(Stored data)
_ _ _
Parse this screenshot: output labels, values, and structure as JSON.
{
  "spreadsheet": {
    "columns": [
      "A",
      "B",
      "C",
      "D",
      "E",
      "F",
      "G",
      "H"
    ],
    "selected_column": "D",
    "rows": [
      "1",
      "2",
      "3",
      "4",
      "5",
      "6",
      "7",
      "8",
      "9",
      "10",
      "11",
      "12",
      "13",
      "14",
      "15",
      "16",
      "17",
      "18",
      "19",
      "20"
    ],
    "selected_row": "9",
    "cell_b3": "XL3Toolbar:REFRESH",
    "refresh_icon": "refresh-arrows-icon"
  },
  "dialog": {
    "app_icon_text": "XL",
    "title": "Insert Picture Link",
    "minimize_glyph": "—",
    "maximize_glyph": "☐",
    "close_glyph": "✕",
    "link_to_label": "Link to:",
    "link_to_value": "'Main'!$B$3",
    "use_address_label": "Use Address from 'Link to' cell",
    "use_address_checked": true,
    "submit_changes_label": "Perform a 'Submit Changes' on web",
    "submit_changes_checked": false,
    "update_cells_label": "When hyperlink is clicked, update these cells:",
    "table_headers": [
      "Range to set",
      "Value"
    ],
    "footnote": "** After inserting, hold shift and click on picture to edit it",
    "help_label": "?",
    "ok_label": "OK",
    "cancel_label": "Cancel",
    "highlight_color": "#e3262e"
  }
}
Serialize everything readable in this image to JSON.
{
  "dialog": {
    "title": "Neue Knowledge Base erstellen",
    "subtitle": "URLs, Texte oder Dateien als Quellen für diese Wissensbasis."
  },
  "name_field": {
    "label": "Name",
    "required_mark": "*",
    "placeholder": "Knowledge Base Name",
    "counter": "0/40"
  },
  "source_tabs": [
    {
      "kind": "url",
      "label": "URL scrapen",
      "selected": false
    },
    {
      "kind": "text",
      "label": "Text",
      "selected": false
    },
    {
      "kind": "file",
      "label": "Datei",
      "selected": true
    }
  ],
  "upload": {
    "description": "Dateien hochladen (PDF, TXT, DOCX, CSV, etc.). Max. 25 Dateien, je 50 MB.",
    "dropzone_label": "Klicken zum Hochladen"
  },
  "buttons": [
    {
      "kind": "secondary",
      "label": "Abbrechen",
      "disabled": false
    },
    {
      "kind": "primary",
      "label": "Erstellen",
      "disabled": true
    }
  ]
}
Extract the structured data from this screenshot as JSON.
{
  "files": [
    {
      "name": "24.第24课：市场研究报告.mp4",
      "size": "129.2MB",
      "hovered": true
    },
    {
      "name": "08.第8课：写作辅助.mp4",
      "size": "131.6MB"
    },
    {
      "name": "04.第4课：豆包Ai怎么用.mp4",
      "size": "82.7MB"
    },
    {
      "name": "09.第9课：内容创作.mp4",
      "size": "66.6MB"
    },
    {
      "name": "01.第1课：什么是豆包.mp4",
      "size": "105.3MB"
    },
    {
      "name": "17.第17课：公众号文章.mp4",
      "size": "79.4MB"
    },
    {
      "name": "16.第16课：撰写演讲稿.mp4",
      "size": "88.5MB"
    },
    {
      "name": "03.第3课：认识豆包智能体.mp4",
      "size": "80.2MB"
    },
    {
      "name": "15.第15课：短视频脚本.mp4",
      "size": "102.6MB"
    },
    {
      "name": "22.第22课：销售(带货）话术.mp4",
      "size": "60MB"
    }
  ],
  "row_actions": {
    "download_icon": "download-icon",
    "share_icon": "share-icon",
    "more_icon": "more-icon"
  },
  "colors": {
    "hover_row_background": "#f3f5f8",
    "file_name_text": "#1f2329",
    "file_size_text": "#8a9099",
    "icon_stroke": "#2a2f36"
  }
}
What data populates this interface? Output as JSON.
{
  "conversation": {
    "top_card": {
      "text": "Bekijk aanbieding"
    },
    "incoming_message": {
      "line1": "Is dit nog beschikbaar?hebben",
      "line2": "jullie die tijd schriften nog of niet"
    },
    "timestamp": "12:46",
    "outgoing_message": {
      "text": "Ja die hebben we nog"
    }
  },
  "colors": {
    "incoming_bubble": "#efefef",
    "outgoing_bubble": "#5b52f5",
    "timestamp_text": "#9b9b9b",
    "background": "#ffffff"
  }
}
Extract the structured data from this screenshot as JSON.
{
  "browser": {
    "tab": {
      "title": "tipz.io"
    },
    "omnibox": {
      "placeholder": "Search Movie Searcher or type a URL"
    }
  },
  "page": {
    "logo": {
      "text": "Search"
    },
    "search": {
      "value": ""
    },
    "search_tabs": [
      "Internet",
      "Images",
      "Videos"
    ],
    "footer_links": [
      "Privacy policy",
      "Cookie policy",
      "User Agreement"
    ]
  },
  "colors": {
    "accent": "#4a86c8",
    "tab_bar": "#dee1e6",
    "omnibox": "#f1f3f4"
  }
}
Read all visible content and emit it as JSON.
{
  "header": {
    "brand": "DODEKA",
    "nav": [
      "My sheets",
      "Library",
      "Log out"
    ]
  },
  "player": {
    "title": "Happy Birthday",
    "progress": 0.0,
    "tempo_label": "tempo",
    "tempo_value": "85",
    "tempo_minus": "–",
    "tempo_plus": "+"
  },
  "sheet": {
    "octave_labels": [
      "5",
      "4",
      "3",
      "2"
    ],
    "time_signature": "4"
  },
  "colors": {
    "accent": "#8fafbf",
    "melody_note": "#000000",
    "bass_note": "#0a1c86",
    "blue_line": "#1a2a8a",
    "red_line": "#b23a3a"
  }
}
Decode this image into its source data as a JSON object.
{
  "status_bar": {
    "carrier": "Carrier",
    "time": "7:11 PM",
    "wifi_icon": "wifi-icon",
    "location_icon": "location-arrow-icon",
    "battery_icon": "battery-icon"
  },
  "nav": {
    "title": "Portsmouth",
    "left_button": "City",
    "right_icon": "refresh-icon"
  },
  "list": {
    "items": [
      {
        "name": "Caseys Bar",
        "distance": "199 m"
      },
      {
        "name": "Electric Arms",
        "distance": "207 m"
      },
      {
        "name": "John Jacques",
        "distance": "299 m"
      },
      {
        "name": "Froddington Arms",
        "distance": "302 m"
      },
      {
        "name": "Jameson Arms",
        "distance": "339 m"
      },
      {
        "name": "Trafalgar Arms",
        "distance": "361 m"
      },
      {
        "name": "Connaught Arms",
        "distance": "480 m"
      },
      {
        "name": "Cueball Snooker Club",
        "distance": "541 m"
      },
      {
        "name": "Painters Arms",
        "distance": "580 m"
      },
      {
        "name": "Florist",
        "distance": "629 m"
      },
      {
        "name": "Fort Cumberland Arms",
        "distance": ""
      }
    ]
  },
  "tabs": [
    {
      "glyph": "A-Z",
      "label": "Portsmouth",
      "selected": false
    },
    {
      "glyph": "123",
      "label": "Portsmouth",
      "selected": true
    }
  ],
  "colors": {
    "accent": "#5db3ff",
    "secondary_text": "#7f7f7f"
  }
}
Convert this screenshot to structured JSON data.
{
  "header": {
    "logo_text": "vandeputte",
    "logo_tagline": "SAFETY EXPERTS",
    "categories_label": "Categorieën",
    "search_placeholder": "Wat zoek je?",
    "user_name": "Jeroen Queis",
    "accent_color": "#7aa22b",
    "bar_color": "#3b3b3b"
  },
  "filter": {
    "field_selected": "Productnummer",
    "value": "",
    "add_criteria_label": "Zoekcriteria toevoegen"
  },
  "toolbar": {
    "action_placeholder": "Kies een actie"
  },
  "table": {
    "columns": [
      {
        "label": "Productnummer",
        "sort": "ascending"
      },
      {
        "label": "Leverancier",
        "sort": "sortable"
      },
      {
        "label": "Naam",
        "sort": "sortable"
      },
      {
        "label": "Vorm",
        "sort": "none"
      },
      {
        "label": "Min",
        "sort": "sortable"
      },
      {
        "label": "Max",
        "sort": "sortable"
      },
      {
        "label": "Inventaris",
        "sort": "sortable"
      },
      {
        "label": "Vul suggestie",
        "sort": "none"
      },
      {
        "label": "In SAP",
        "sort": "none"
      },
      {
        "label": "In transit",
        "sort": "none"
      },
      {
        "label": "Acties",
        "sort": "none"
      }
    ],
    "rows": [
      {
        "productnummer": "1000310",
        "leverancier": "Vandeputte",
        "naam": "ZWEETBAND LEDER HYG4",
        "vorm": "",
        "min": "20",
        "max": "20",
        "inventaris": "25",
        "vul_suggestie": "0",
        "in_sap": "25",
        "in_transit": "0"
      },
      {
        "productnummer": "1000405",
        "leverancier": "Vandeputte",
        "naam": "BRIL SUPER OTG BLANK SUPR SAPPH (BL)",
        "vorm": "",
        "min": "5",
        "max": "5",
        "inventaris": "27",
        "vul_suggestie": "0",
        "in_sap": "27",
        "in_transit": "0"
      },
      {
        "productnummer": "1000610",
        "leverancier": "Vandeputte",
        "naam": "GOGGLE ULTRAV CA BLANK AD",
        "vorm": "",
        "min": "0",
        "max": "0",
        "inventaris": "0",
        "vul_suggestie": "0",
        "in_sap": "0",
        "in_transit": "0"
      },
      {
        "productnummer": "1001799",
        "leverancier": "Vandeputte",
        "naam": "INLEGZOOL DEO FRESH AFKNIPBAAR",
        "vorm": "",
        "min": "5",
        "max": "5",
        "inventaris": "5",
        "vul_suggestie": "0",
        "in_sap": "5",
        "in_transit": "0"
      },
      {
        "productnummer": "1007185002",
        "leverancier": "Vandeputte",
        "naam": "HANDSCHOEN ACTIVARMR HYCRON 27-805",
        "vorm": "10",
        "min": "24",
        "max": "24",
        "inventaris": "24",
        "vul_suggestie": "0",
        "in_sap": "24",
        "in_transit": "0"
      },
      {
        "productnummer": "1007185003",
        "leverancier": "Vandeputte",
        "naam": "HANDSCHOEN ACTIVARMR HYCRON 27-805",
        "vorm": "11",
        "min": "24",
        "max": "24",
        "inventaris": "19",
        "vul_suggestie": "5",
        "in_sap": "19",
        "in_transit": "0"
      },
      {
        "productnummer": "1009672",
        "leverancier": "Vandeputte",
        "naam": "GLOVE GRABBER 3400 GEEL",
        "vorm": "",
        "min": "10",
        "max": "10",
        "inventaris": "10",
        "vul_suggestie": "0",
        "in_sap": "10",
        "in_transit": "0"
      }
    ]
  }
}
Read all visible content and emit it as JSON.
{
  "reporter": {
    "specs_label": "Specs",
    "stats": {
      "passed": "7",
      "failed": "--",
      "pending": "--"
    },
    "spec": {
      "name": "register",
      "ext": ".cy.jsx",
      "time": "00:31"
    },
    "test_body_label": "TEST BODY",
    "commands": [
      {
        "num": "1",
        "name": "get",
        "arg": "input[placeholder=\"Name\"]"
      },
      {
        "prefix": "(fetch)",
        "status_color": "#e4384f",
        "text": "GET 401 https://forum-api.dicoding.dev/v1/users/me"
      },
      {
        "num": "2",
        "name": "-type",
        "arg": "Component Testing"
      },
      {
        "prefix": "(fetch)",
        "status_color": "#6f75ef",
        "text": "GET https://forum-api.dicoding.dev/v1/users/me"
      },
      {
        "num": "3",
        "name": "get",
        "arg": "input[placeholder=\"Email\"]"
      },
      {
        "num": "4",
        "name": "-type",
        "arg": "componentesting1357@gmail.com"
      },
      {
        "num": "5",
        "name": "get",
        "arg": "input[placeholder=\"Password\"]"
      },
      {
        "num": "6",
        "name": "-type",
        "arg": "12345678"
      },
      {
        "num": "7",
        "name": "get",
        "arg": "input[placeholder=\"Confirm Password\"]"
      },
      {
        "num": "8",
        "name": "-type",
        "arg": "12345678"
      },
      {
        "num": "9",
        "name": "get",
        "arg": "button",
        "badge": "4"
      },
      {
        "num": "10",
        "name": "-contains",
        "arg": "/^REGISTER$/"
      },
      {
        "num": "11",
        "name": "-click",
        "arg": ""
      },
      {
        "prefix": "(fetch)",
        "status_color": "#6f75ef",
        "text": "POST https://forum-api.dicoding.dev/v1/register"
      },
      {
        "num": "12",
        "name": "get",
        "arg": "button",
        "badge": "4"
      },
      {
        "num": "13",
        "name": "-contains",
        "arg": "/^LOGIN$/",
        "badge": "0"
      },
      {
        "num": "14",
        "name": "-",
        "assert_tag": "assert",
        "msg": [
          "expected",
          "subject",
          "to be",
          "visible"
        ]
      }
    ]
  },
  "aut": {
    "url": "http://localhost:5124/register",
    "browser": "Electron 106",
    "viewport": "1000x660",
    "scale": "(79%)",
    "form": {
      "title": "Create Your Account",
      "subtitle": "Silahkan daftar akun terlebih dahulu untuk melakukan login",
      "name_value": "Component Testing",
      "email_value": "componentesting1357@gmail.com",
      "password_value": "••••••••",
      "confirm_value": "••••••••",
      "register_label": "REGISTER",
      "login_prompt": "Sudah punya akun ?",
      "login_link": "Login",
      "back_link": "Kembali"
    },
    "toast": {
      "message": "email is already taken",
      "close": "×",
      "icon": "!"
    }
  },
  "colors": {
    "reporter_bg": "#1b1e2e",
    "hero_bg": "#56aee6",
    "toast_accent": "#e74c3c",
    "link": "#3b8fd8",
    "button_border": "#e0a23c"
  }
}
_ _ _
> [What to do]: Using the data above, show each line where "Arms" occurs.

> [Answer section]:
        "name": "Electric Arms",
        "name": "Froddington Arms",
        "name": "Jameson Arms",
        "name": "Trafalgar Arms",
        "name": "Connaught Arms",
        "name": "Painters Arms",
        "name": "Fort Cumberland Arms",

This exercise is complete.